(Web page and app entries)
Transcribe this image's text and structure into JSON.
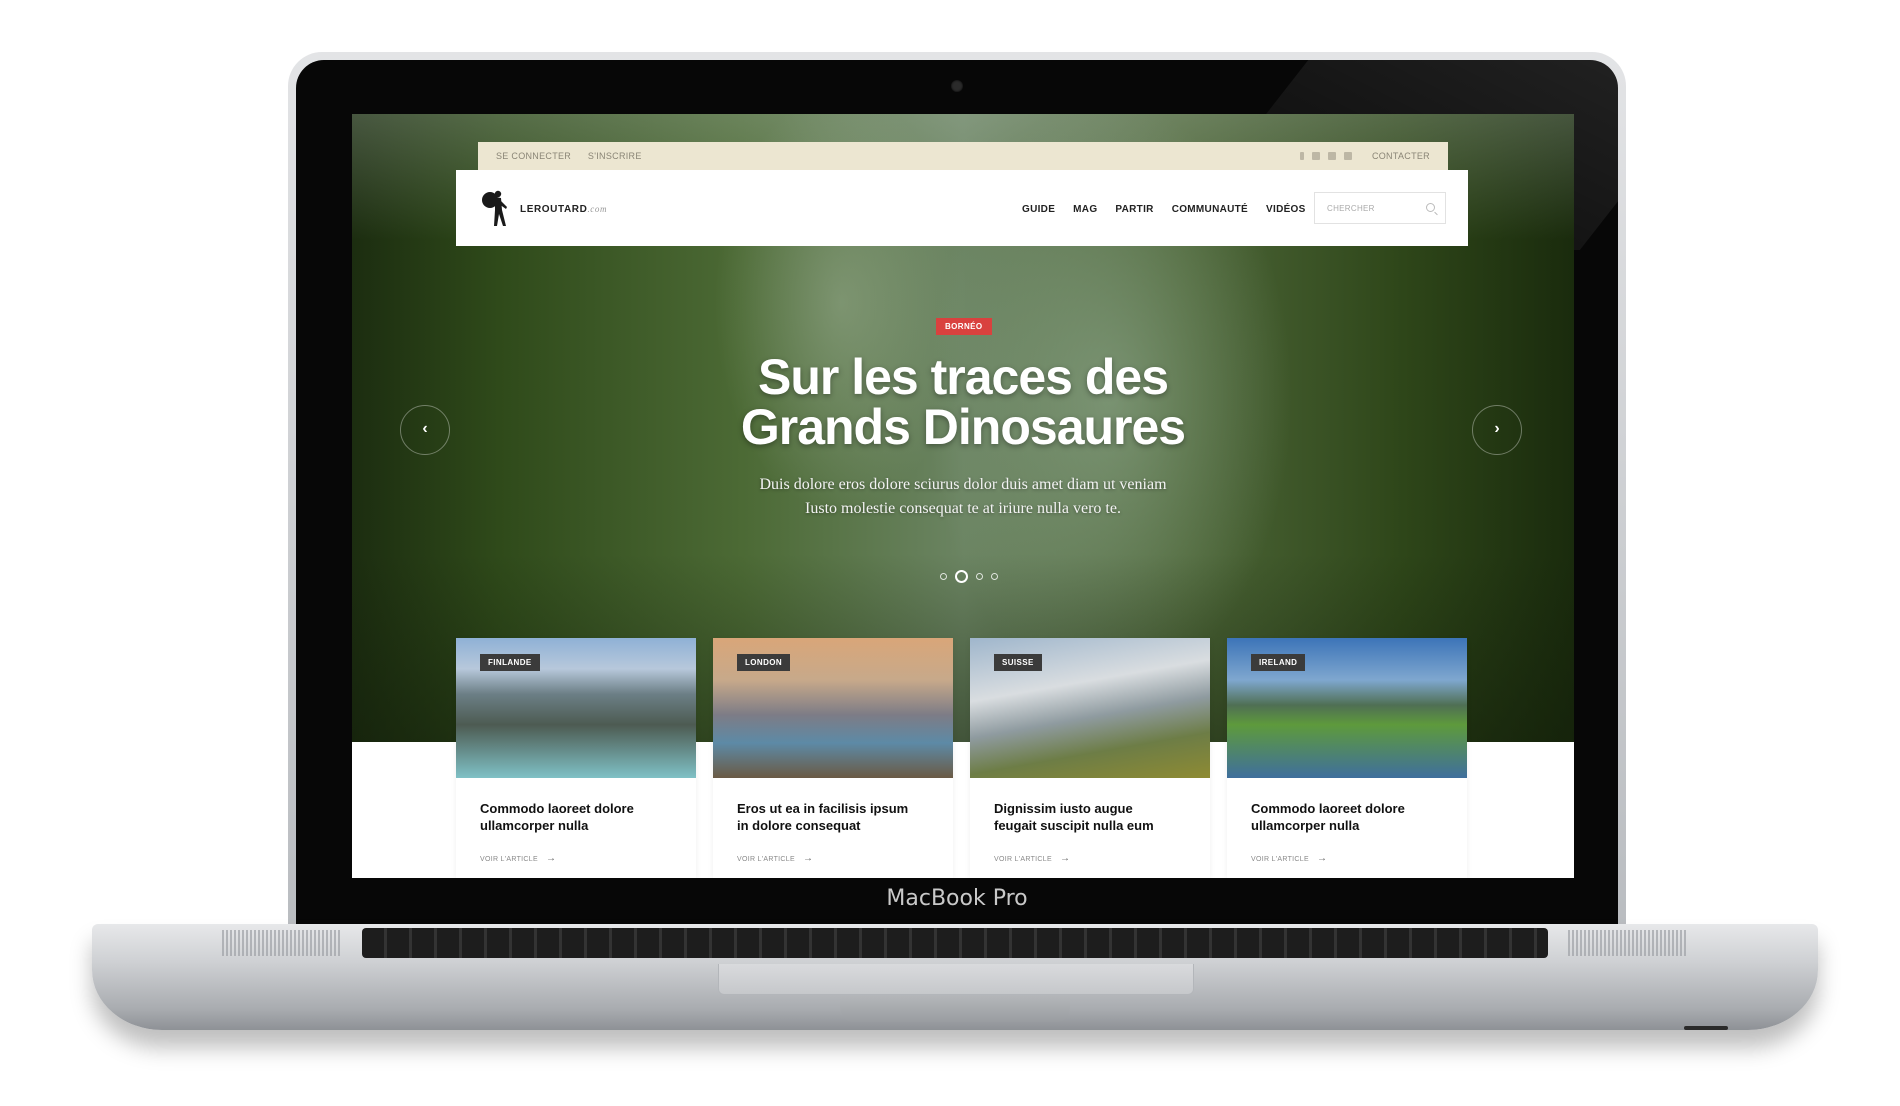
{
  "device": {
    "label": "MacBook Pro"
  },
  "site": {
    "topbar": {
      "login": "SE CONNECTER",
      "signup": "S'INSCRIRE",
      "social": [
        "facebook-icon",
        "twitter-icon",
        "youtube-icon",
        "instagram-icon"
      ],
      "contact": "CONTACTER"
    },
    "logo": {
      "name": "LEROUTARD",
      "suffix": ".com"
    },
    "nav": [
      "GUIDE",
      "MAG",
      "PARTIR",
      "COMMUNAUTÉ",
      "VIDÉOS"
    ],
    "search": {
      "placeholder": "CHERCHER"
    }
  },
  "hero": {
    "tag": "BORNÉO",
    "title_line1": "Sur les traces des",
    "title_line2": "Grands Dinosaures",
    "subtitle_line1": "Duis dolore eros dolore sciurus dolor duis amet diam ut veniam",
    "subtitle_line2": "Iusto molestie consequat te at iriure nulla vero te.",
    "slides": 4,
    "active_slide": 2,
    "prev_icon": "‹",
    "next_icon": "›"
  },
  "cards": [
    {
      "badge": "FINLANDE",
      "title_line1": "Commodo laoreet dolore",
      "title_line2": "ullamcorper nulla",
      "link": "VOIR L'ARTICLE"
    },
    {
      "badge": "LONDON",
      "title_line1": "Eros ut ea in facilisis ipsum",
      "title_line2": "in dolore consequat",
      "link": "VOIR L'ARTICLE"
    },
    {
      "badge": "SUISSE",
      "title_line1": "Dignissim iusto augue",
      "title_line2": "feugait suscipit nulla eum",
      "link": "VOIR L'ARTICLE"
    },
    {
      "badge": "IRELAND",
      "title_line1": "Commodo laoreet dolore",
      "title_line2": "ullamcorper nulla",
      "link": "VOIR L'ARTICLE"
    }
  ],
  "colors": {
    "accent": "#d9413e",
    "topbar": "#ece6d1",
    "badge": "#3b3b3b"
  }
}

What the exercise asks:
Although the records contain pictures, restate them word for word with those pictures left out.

Exercise response:
Transcribe this image's text and structure into JSON.
{
  "device": {
    "label": "MacBook Pro"
  },
  "site": {
    "topbar": {
      "login": "SE CONNECTER",
      "signup": "S'INSCRIRE",
      "social": [
        "facebook-icon",
        "twitter-icon",
        "youtube-icon",
        "instagram-icon"
      ],
      "contact": "CONTACTER"
    },
    "logo": {
      "name": "LEROUTARD",
      "suffix": ".com"
    },
    "nav": [
      "GUIDE",
      "MAG",
      "PARTIR",
      "COMMUNAUTÉ",
      "VIDÉOS"
    ],
    "search": {
      "placeholder": "CHERCHER"
    }
  },
  "hero": {
    "tag": "BORNÉO",
    "title_line1": "Sur les traces des",
    "title_line2": "Grands Dinosaures",
    "subtitle_line1": "Duis dolore eros dolore sciurus dolor duis amet diam ut veniam",
    "subtitle_line2": "Iusto molestie consequat te at iriure nulla vero te.",
    "slides": 4,
    "active_slide": 2,
    "prev_icon": "‹",
    "next_icon": "›"
  },
  "cards": [
    {
      "badge": "FINLANDE",
      "title_line1": "Commodo laoreet dolore",
      "title_line2": "ullamcorper nulla",
      "link": "VOIR L'ARTICLE"
    },
    {
      "badge": "LONDON",
      "title_line1": "Eros ut ea in facilisis ipsum",
      "title_line2": "in dolore consequat",
      "link": "VOIR L'ARTICLE"
    },
    {
      "badge": "SUISSE",
      "title_line1": "Dignissim iusto augue",
      "title_line2": "feugait suscipit nulla eum",
      "link": "VOIR L'ARTICLE"
    },
    {
      "badge": "IRELAND",
      "title_line1": "Commodo laoreet dolore",
      "title_line2": "ullamcorper nulla",
      "link": "VOIR L'ARTICLE"
    }
  ],
  "colors": {
    "accent": "#d9413e",
    "topbar": "#ece6d1",
    "badge": "#3b3b3b"
  }
}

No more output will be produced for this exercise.